• _Work request_: When a line of the records contains "icon", copy it.
[[ Task input, beginning ]]
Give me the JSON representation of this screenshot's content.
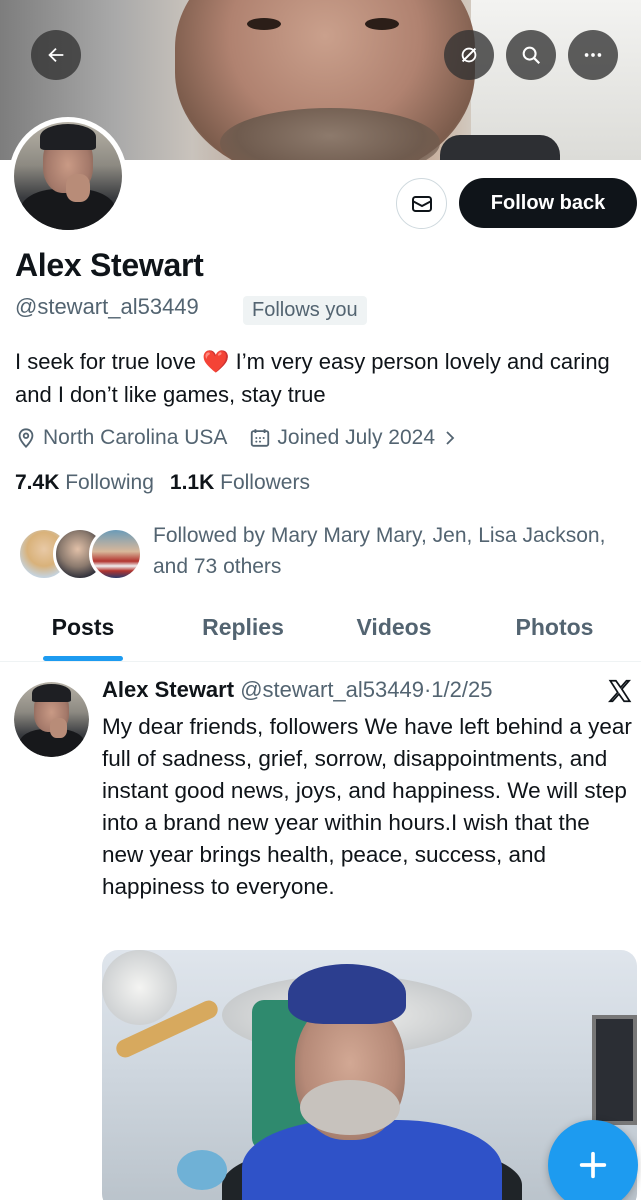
{
  "header": {
    "back_icon": "arrow-left-icon",
    "grok_icon": "grok-icon",
    "search_icon": "search-icon",
    "more_icon": "more-horizontal-icon"
  },
  "profile": {
    "name": "Alex Stewart",
    "handle": "@stewart_al53449",
    "follows_you": "Follows you",
    "follow_button": "Follow back",
    "message_icon": "mail-icon",
    "bio_part1": "I seek for true love ",
    "bio_heart": "❤️",
    "bio_part2": " I’m very easy person lovely and caring and I don’t like games, stay true",
    "location": "North Carolina USA",
    "joined": "Joined July 2024",
    "following_count": "7.4K",
    "following_label": "Following",
    "followers_count": "1.1K",
    "followers_label": "Followers",
    "followed_by": "Followed by Mary Mary Mary, Jen, Lisa Jackson, and 73 others"
  },
  "tabs": [
    {
      "label": "Posts",
      "active": true
    },
    {
      "label": "Replies",
      "active": false
    },
    {
      "label": "Videos",
      "active": false
    },
    {
      "label": "Photos",
      "active": false
    }
  ],
  "post": {
    "name": "Alex Stewart",
    "handle": "@stewart_al53449",
    "separator": "·",
    "date": "1/2/25",
    "source_icon": "x-logo-icon",
    "text": "My dear friends, followers We have left behind a year full of sadness, grief, sorrow, disappointments, and instant good news, joys, and happiness. We will step into a brand new year within hours.I wish that the new year brings health, peace, success, and happiness to everyone."
  },
  "fab": {
    "icon": "plus-icon"
  },
  "colors": {
    "accent": "#1d9bf0",
    "text_primary": "#0f1419",
    "text_secondary": "#536471",
    "follow_button_bg": "#0f1419",
    "heart": "#e0245e"
  }
}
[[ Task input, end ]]
• _Output below_:
    "back_icon": "arrow-left-icon",
    "grok_icon": "grok-icon",
    "search_icon": "search-icon",
    "more_icon": "more-horizontal-icon"
    "message_icon": "mail-icon",
    "source_icon": "x-logo-icon",
    "icon": "plus-icon"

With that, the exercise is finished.